• [Required action]: Line by line, copy out the entries exactly and leave the pictures behind.

• [Dataset extract]:
-.-.-

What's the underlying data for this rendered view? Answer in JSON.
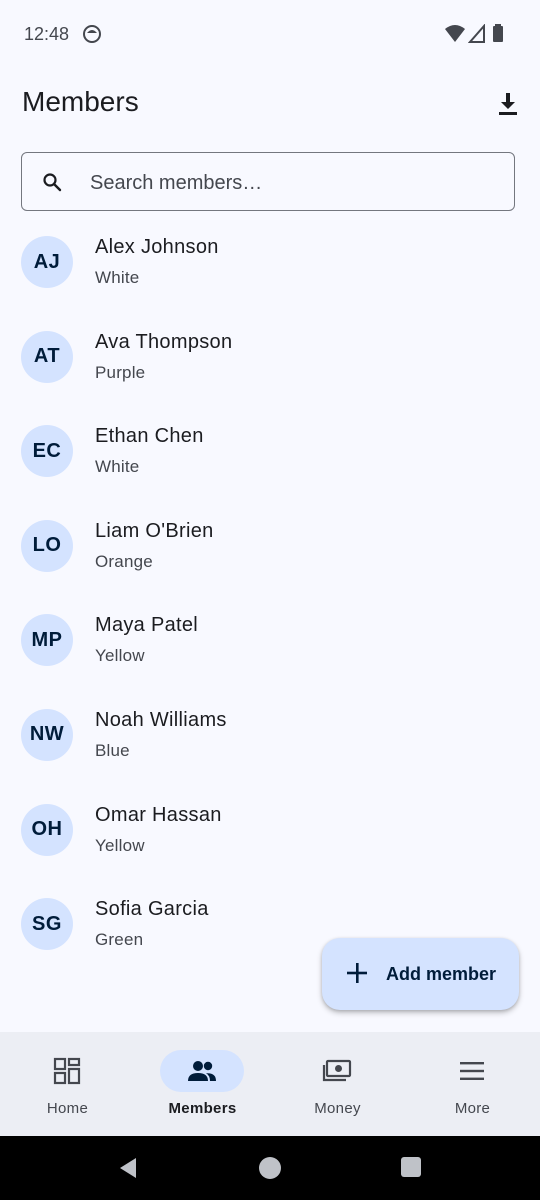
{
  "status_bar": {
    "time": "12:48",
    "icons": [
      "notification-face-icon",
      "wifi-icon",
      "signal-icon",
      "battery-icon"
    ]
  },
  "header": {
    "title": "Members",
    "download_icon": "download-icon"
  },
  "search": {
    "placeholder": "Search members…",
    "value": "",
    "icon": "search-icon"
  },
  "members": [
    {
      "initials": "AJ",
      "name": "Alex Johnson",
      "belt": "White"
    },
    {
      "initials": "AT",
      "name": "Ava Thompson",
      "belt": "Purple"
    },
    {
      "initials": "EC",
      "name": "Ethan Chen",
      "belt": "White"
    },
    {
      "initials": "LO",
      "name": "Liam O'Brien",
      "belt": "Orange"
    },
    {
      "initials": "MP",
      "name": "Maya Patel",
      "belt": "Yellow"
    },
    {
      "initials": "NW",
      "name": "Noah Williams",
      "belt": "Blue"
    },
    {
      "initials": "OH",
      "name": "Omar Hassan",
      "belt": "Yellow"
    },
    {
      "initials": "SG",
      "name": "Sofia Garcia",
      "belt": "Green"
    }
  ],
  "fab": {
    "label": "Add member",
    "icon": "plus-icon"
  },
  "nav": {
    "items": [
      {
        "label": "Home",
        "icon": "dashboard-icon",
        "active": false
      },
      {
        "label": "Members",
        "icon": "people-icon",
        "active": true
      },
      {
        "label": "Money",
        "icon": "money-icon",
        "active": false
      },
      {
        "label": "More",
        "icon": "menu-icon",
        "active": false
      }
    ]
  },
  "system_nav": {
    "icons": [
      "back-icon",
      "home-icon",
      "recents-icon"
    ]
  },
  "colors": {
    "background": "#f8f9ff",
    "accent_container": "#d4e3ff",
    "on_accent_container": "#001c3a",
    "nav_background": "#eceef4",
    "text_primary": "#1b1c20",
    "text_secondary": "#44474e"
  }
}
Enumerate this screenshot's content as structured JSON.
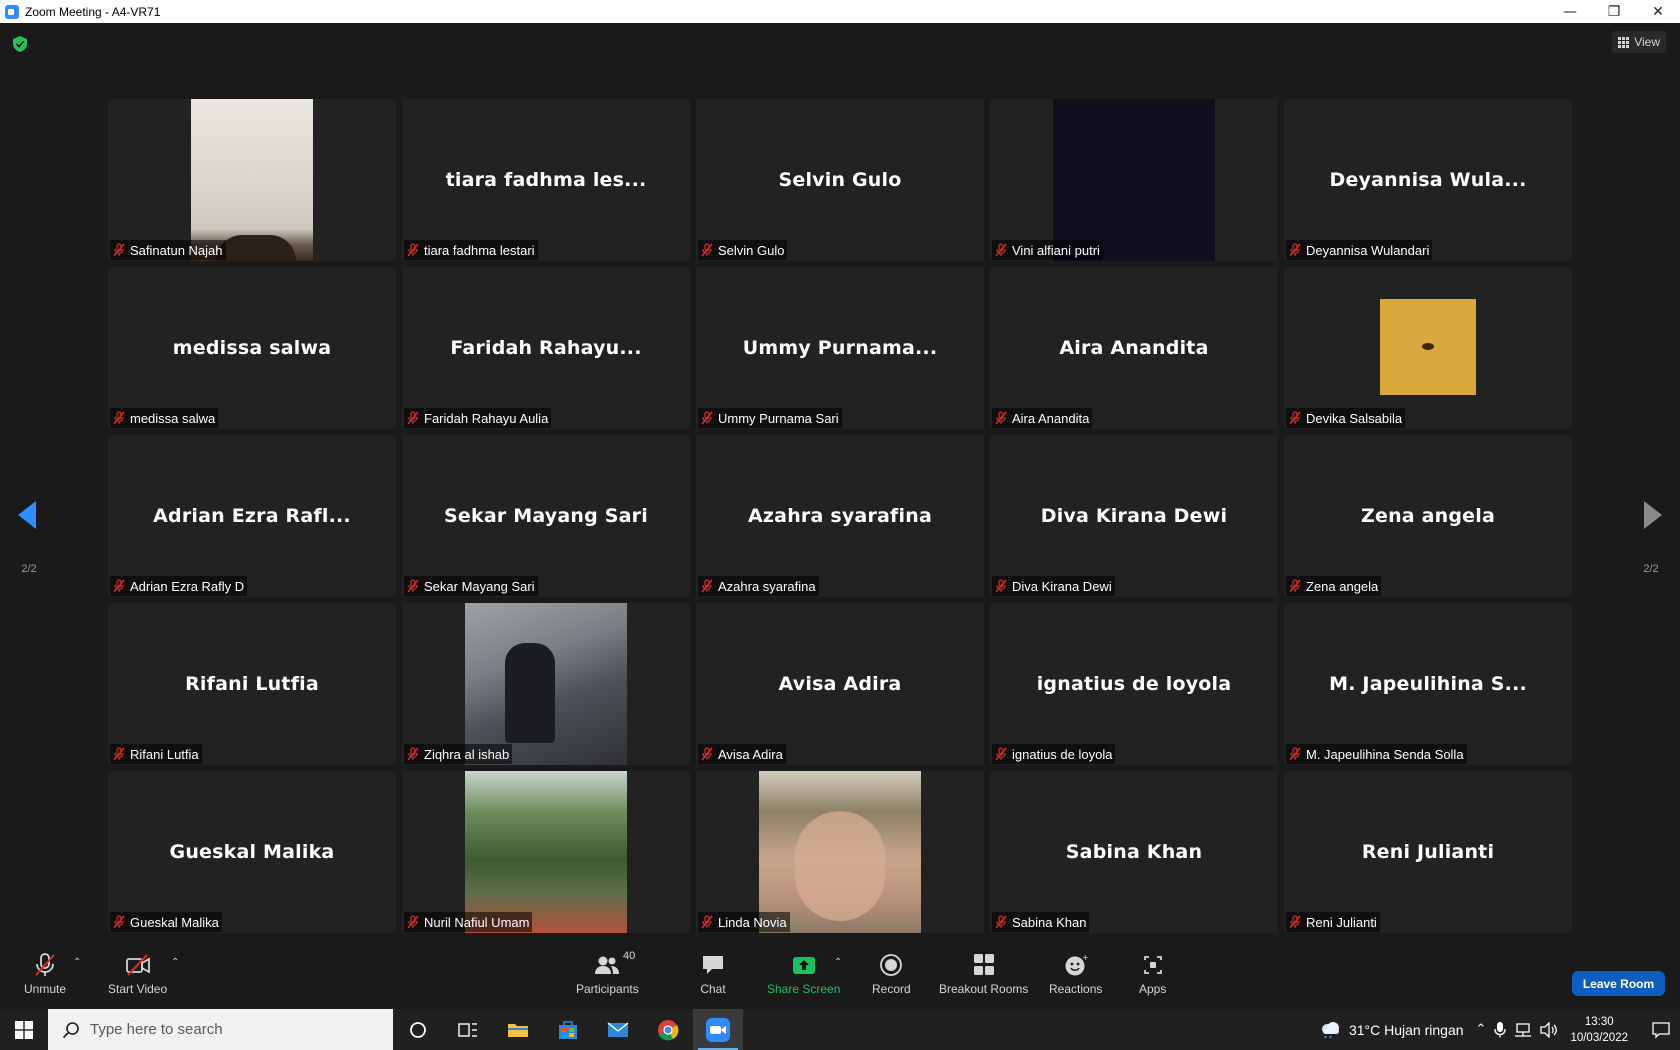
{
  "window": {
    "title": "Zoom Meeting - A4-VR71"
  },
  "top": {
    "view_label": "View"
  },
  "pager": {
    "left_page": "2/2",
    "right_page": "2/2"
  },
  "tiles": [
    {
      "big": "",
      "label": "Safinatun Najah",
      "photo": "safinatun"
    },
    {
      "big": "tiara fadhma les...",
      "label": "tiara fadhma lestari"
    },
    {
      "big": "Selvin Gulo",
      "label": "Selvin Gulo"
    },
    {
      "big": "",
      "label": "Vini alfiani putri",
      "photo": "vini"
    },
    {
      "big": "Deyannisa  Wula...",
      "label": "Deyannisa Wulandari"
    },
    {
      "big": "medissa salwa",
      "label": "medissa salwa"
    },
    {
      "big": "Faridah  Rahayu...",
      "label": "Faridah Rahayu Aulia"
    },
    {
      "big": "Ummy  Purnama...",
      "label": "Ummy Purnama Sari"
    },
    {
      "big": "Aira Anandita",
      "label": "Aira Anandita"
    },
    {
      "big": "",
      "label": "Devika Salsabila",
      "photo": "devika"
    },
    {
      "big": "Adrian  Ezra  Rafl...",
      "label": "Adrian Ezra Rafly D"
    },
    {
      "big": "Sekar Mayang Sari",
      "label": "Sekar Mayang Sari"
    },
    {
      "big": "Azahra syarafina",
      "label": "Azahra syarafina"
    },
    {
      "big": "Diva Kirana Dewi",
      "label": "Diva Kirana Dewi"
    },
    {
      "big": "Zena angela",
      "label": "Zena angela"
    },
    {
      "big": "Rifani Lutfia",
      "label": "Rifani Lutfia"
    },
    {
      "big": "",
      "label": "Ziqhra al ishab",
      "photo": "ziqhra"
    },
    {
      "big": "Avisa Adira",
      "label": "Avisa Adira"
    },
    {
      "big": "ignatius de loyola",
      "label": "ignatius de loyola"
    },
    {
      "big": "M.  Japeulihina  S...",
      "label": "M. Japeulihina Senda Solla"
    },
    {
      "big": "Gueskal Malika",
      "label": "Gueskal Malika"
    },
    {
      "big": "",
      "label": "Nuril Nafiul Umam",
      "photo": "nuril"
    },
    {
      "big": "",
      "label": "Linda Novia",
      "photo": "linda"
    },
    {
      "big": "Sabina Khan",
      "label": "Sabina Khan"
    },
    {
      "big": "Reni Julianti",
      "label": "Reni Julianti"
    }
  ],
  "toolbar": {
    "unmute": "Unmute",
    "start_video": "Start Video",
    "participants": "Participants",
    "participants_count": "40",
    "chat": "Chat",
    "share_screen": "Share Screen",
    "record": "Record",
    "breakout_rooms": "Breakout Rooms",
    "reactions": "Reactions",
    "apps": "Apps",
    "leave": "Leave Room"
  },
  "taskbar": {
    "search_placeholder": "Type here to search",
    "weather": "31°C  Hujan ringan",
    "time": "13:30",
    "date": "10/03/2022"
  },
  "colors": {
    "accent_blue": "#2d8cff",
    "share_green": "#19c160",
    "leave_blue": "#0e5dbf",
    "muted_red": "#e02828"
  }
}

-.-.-

• [Response box]:
What's the underlying data for this rendered view? Answer in JSON.
{
  "status_bar": {
    "time": "12:48",
    "icons": [
      "notification-face-icon",
      "wifi-icon",
      "signal-icon",
      "battery-icon"
    ]
  },
  "header": {
    "title": "Members",
    "download_icon": "download-icon"
  },
  "search": {
    "placeholder": "Search members…",
    "value": "",
    "icon": "search-icon"
  },
  "members": [
    {
      "initials": "AJ",
      "name": "Alex Johnson",
      "belt": "White"
    },
    {
      "initials": "AT",
      "name": "Ava Thompson",
      "belt": "Purple"
    },
    {
      "initials": "EC",
      "name": "Ethan Chen",
      "belt": "White"
    },
    {
      "initials": "LO",
      "name": "Liam O'Brien",
      "belt": "Orange"
    },
    {
      "initials": "MP",
      "name": "Maya Patel",
      "belt": "Yellow"
    },
    {
      "initials": "NW",
      "name": "Noah Williams",
      "belt": "Blue"
    },
    {
      "initials": "OH",
      "name": "Omar Hassan",
      "belt": "Yellow"
    },
    {
      "initials": "SG",
      "name": "Sofia Garcia",
      "belt": "Green"
    }
  ],
  "fab": {
    "label": "Add member",
    "icon": "plus-icon"
  },
  "nav": {
    "items": [
      {
        "label": "Home",
        "icon": "dashboard-icon",
        "active": false
      },
      {
        "label": "Members",
        "icon": "people-icon",
        "active": true
      },
      {
        "label": "Money",
        "icon": "money-icon",
        "active": false
      },
      {
        "label": "More",
        "icon": "menu-icon",
        "active": false
      }
    ]
  },
  "system_nav": {
    "icons": [
      "back-icon",
      "home-icon",
      "recents-icon"
    ]
  },
  "colors": {
    "background": "#f8f9ff",
    "accent_container": "#d4e3ff",
    "on_accent_container": "#001c3a",
    "nav_background": "#eceef4",
    "text_primary": "#1b1c20",
    "text_secondary": "#44474e"
  }
}
Enumerate this screenshot's content as structured JSON.
{
  "window": {
    "title": "Zoom Meeting - A4-VR71"
  },
  "top": {
    "view_label": "View"
  },
  "pager": {
    "left_page": "2/2",
    "right_page": "2/2"
  },
  "tiles": [
    {
      "big": "",
      "label": "Safinatun Najah",
      "photo": "safinatun"
    },
    {
      "big": "tiara fadhma les...",
      "label": "tiara fadhma lestari"
    },
    {
      "big": "Selvin Gulo",
      "label": "Selvin Gulo"
    },
    {
      "big": "",
      "label": "Vini alfiani putri",
      "photo": "vini"
    },
    {
      "big": "Deyannisa  Wula...",
      "label": "Deyannisa Wulandari"
    },
    {
      "big": "medissa salwa",
      "label": "medissa salwa"
    },
    {
      "big": "Faridah  Rahayu...",
      "label": "Faridah Rahayu Aulia"
    },
    {
      "big": "Ummy  Purnama...",
      "label": "Ummy Purnama Sari"
    },
    {
      "big": "Aira Anandita",
      "label": "Aira Anandita"
    },
    {
      "big": "",
      "label": "Devika Salsabila",
      "photo": "devika"
    },
    {
      "big": "Adrian  Ezra  Rafl...",
      "label": "Adrian Ezra Rafly D"
    },
    {
      "big": "Sekar Mayang Sari",
      "label": "Sekar Mayang Sari"
    },
    {
      "big": "Azahra syarafina",
      "label": "Azahra syarafina"
    },
    {
      "big": "Diva Kirana Dewi",
      "label": "Diva Kirana Dewi"
    },
    {
      "big": "Zena angela",
      "label": "Zena angela"
    },
    {
      "big": "Rifani Lutfia",
      "label": "Rifani Lutfia"
    },
    {
      "big": "",
      "label": "Ziqhra al ishab",
      "photo": "ziqhra"
    },
    {
      "big": "Avisa Adira",
      "label": "Avisa Adira"
    },
    {
      "big": "ignatius de loyola",
      "label": "ignatius de loyola"
    },
    {
      "big": "M.  Japeulihina  S...",
      "label": "M. Japeulihina Senda Solla"
    },
    {
      "big": "Gueskal Malika",
      "label": "Gueskal Malika"
    },
    {
      "big": "",
      "label": "Nuril Nafiul Umam",
      "photo": "nuril"
    },
    {
      "big": "",
      "label": "Linda Novia",
      "photo": "linda"
    },
    {
      "big": "Sabina Khan",
      "label": "Sabina Khan"
    },
    {
      "big": "Reni Julianti",
      "label": "Reni Julianti"
    }
  ],
  "toolbar": {
    "unmute": "Unmute",
    "start_video": "Start Video",
    "participants": "Participants",
    "participants_count": "40",
    "chat": "Chat",
    "share_screen": "Share Screen",
    "record": "Record",
    "breakout_rooms": "Breakout Rooms",
    "reactions": "Reactions",
    "apps": "Apps",
    "leave": "Leave Room"
  },
  "taskbar": {
    "search_placeholder": "Type here to search",
    "weather": "31°C  Hujan ringan",
    "time": "13:30",
    "date": "10/03/2022"
  },
  "colors": {
    "accent_blue": "#2d8cff",
    "share_green": "#19c160",
    "leave_blue": "#0e5dbf",
    "muted_red": "#e02828"
  }
}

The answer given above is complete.